──────── Data records ────────

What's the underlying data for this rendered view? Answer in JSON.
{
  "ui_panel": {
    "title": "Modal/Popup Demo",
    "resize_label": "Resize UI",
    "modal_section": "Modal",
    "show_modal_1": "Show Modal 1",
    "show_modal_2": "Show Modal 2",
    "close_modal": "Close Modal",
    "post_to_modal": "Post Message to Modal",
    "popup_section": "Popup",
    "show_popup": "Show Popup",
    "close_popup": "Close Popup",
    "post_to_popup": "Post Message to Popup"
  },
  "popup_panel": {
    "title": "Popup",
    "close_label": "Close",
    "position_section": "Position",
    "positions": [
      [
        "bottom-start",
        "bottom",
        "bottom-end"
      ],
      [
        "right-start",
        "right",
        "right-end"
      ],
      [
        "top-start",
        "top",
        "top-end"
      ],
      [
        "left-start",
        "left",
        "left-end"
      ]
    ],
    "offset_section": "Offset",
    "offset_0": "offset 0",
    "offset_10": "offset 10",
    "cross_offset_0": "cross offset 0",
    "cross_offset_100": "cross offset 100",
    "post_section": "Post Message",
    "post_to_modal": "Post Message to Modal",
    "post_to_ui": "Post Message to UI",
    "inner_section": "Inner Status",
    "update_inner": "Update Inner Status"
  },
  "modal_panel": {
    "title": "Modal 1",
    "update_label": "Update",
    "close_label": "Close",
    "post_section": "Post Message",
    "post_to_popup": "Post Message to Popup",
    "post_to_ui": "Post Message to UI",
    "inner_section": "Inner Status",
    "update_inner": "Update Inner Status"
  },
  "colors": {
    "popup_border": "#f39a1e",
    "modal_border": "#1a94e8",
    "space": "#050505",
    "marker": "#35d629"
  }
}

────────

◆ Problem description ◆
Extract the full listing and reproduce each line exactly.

◆ Task response ◆
What's the underlying data for this rendered view? Answer in JSON.
{
  "ui_panel": {
    "title": "Modal/Popup Demo",
    "resize_label": "Resize UI",
    "modal_section": "Modal",
    "show_modal_1": "Show Modal 1",
    "show_modal_2": "Show Modal 2",
    "close_modal": "Close Modal",
    "post_to_modal": "Post Message to Modal",
    "popup_section": "Popup",
    "show_popup": "Show Popup",
    "close_popup": "Close Popup",
    "post_to_popup": "Post Message to Popup"
  },
  "popup_panel": {
    "title": "Popup",
    "close_label": "Close",
    "position_section": "Position",
    "positions": [
      [
        "bottom-start",
        "bottom",
        "bottom-end"
      ],
      [
        "right-start",
        "right",
        "right-end"
      ],
      [
        "top-start",
        "top",
        "top-end"
      ],
      [
        "left-start",
        "left",
        "left-end"
      ]
    ],
    "offset_section": "Offset",
    "offset_0": "offset 0",
    "offset_10": "offset 10",
    "cross_offset_0": "cross offset 0",
    "cross_offset_100": "cross offset 100",
    "post_section": "Post Message",
    "post_to_modal": "Post Message to Modal",
    "post_to_ui": "Post Message to UI",
    "inner_section": "Inner Status",
    "update_inner": "Update Inner Status"
  },
  "modal_panel": {
    "title": "Modal 1",
    "update_label": "Update",
    "close_label": "Close",
    "post_section": "Post Message",
    "post_to_popup": "Post Message to Popup",
    "post_to_ui": "Post Message to UI",
    "inner_section": "Inner Status",
    "update_inner": "Update Inner Status"
  },
  "colors": {
    "popup_border": "#f39a1e",
    "modal_border": "#1a94e8",
    "space": "#050505",
    "marker": "#35d629"
  }
}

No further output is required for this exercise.